Top of Records supplied
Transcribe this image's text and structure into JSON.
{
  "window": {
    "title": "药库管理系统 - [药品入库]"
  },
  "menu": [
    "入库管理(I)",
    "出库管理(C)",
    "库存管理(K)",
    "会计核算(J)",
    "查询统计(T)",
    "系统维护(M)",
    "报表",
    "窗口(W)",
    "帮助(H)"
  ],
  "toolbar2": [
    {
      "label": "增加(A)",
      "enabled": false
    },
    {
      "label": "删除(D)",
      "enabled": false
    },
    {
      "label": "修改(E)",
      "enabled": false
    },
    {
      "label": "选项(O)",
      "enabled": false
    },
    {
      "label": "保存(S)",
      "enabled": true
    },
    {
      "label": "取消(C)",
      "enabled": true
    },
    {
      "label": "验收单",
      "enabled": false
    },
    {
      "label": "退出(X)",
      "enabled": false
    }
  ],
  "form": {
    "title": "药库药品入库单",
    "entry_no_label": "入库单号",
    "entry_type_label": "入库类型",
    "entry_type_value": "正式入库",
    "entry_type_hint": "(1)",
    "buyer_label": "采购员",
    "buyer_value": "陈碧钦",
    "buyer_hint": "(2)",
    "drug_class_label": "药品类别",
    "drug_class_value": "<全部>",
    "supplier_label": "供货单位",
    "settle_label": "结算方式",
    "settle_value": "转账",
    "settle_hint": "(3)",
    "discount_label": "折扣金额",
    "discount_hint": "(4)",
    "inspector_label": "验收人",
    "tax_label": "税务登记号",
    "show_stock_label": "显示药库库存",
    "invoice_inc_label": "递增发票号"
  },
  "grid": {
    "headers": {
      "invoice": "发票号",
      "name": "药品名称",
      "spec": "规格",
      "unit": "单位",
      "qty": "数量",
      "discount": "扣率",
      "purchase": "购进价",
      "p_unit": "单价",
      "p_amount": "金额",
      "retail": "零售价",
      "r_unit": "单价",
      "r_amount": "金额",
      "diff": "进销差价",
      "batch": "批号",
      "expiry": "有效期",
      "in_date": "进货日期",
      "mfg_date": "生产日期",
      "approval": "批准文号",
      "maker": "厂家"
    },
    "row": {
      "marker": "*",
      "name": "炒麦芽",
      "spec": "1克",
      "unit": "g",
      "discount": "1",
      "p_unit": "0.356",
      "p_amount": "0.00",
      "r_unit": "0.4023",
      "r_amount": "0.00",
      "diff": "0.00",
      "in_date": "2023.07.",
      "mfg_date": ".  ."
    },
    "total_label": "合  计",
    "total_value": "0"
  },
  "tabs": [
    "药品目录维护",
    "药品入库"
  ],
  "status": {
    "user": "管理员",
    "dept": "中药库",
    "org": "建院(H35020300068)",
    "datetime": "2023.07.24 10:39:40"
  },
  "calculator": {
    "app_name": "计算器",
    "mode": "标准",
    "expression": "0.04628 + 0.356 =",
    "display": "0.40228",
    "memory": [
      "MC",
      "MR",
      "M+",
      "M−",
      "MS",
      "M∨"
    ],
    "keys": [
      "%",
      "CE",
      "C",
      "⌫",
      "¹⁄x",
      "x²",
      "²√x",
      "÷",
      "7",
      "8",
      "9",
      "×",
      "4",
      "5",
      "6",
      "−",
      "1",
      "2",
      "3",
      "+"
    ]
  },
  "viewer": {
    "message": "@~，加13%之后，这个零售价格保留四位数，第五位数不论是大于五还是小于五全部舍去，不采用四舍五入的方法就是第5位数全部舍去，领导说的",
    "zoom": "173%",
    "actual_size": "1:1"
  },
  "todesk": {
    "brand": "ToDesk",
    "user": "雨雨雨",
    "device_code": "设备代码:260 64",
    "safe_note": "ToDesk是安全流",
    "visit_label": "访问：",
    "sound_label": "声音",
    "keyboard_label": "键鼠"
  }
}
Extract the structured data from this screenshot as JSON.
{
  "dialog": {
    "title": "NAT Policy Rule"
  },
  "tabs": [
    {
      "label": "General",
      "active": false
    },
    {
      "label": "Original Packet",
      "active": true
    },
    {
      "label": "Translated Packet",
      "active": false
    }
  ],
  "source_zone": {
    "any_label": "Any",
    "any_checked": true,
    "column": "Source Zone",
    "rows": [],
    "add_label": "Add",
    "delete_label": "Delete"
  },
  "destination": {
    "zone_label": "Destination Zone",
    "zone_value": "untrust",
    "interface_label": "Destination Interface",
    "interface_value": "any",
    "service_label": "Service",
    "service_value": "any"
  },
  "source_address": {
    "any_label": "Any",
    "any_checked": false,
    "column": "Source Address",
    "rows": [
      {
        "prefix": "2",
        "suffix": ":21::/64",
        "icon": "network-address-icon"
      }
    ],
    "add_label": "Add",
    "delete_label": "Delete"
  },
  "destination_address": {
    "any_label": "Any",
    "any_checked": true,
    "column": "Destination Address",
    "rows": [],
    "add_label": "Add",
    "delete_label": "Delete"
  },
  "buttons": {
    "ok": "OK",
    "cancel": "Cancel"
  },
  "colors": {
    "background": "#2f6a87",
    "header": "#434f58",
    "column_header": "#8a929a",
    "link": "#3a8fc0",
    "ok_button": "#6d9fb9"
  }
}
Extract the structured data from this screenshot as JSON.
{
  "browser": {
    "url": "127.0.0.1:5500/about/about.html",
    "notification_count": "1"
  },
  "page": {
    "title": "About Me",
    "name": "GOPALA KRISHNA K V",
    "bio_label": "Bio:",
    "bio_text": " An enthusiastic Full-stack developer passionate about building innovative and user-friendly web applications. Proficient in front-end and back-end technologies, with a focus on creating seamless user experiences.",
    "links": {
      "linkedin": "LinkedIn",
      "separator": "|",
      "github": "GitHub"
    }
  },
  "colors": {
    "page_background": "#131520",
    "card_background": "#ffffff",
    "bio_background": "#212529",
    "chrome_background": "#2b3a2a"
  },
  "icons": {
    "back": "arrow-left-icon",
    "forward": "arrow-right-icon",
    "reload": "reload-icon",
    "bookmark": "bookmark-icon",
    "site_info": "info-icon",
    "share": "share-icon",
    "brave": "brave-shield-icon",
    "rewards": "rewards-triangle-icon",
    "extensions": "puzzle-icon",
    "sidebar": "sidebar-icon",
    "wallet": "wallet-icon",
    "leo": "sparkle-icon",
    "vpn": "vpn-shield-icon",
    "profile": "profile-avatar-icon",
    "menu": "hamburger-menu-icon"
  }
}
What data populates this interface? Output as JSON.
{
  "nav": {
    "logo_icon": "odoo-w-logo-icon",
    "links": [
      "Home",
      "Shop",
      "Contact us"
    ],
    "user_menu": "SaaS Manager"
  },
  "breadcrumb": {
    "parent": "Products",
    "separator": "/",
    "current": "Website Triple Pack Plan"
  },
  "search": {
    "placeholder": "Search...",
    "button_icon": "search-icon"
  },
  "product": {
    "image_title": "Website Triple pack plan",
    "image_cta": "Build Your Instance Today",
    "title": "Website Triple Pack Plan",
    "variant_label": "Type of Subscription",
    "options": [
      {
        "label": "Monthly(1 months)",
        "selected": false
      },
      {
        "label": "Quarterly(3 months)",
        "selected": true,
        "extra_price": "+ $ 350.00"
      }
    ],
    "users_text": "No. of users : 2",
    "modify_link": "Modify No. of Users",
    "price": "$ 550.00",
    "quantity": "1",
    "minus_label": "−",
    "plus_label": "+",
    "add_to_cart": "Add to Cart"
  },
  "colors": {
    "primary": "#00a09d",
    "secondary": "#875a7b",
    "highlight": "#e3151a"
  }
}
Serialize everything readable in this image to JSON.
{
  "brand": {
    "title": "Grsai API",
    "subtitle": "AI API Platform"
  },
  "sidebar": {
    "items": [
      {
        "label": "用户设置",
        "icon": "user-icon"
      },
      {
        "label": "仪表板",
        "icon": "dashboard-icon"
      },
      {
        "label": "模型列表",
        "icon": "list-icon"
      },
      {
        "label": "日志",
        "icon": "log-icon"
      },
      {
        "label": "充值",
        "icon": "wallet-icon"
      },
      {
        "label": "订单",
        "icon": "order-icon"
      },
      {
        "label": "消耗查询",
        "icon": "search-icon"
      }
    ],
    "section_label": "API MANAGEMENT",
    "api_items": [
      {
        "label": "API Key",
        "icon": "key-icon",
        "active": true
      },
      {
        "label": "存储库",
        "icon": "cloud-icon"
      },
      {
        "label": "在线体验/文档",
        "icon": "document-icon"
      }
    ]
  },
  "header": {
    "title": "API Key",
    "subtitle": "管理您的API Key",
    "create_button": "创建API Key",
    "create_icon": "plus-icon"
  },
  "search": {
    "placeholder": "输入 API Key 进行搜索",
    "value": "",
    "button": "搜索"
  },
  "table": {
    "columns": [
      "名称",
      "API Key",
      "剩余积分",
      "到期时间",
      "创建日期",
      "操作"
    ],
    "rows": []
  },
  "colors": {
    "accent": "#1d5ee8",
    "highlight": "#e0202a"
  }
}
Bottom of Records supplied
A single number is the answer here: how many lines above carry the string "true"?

7